Which is why the organization has launched its own internal police metaverse to train members in how to police a virtual world.

In an interview with InformationWeek, risk management expert Padraic O’Reilly suggested that virtual storefronts could be quickly spun up by bad actors, who solicit data through form-field entries. “Conceivably, if the metaverse is avatar-driven, there might even be a kind of kidnapping in play, or a kind of doppelgänger spawning; stealing identity takes on a whole new meaning,” he said.

Making Cybersecurity a Top Priority

Needless to say, cybersecurity should be a firm priority for any organization operating in the metaverse, which will mean significant investment in dedicated digital risk management executives, web3 specialists and white-hat hackers, not to mention staff who monitor the metaverse and sift through reports of misuse.

In the era of decentralized applications (dApps), AppSec – application security – will be paramount.

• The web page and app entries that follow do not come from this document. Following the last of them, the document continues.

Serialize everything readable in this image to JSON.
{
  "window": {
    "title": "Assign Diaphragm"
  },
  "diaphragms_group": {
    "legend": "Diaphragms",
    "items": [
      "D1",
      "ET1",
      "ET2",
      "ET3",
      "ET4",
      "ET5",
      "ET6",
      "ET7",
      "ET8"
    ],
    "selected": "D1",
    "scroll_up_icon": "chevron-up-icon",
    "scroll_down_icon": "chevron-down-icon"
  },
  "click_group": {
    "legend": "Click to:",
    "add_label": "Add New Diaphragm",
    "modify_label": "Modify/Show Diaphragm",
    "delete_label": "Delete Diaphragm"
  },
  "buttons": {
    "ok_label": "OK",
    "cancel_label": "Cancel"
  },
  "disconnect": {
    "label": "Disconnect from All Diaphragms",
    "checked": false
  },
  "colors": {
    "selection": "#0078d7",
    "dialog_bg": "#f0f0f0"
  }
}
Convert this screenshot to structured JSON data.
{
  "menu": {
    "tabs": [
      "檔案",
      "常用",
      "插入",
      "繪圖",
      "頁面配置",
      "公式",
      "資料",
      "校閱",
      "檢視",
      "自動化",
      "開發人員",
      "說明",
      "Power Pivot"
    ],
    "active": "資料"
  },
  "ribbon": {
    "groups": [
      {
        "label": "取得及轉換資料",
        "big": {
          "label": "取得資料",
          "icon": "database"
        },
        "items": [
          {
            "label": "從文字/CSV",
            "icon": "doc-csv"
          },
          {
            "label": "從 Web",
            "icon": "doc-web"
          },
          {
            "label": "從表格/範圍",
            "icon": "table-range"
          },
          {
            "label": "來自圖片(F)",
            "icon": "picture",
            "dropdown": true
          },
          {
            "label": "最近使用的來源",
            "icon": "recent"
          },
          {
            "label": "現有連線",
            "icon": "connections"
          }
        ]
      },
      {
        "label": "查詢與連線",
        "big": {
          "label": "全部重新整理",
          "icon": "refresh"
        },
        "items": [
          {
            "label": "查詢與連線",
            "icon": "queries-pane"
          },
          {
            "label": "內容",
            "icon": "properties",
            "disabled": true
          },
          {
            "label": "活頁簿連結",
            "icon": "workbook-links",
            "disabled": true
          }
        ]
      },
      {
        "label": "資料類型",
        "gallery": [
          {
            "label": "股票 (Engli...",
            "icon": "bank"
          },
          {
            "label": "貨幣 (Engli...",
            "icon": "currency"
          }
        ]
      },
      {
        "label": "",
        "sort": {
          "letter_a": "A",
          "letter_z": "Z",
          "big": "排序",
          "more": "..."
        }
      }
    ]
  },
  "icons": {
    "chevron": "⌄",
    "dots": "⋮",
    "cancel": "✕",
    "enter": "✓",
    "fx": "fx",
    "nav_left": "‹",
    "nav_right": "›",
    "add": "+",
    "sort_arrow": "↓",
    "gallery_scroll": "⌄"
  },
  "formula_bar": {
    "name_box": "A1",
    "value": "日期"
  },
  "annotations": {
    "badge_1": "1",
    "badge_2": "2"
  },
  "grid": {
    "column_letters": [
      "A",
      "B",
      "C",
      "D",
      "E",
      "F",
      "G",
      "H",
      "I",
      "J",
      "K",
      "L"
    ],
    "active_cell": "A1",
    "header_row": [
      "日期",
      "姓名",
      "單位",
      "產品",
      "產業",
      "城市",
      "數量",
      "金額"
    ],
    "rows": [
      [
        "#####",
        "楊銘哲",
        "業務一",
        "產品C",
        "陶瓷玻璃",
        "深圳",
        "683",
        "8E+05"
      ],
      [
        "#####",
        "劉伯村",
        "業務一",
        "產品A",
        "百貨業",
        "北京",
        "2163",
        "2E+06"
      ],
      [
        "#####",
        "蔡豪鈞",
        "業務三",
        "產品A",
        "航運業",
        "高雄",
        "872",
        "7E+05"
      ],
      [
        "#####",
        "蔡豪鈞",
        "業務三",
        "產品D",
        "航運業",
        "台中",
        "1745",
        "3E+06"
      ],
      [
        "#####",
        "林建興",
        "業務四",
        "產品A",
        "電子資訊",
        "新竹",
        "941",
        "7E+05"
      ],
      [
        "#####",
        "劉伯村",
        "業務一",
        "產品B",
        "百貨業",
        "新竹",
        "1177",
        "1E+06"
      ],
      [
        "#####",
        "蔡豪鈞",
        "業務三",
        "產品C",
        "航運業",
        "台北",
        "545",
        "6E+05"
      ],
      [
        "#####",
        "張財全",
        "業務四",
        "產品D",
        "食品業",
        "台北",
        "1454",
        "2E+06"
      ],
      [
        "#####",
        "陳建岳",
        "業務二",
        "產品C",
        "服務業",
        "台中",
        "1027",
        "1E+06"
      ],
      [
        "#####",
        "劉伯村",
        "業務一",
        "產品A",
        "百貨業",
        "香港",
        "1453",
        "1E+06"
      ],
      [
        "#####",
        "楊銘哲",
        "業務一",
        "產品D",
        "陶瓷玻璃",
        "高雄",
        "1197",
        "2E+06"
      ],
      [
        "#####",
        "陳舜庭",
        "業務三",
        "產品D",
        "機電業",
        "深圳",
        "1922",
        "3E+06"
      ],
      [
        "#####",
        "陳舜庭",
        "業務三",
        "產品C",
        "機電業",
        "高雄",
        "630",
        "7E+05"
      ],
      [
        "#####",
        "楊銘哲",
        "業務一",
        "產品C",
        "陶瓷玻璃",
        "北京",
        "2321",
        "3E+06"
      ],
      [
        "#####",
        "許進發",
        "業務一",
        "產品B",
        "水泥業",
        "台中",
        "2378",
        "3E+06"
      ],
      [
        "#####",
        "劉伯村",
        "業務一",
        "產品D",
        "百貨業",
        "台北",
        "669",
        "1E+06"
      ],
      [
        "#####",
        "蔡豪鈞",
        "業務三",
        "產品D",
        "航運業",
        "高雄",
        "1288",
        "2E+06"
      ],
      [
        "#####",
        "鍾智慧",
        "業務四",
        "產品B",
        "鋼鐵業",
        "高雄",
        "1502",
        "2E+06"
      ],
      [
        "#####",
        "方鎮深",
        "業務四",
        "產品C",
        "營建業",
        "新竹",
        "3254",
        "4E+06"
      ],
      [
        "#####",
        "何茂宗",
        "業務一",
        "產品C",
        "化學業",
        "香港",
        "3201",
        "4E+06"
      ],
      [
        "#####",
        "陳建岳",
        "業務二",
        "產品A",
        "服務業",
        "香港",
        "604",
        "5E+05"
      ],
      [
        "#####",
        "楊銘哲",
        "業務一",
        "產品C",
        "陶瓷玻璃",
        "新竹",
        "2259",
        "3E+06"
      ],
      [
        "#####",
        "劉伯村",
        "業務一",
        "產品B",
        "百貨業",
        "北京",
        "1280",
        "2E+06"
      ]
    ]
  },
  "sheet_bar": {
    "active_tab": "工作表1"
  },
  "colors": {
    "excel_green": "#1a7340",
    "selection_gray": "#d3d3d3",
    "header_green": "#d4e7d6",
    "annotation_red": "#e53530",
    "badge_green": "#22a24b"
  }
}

Perhaps this field will become streamlined in the years to come, but at the moment there are no standard practices or security policies in place. Thus, some metaverses will be more secure than others.

Of course, we are already seeing professional bodies spring up. The Metaverse Security Center, which is supported by the Identity Management Institute, is just one example; it even offers its own certification to cybersecurity professionals interested in becoming metaverse experts.

It's impossible to overstate the importance of cybersecurity in the modern world. With more and more of our lives moving online, we're exposing ourselves to greater risks of identity theft, fraud, and other malicious activity. The metaverse is no different — in fact, it may be even more vulnerable given its global reach and interconnectedness.

For the time being, we need to do what we can to protect ourselves. That means non-custodial wallets, strong passwords and two-factor authentication (2FA). It means maintaining the same cautious air when traveling through a metaverse as you would when walking down a darkened street. No matter how tough you are.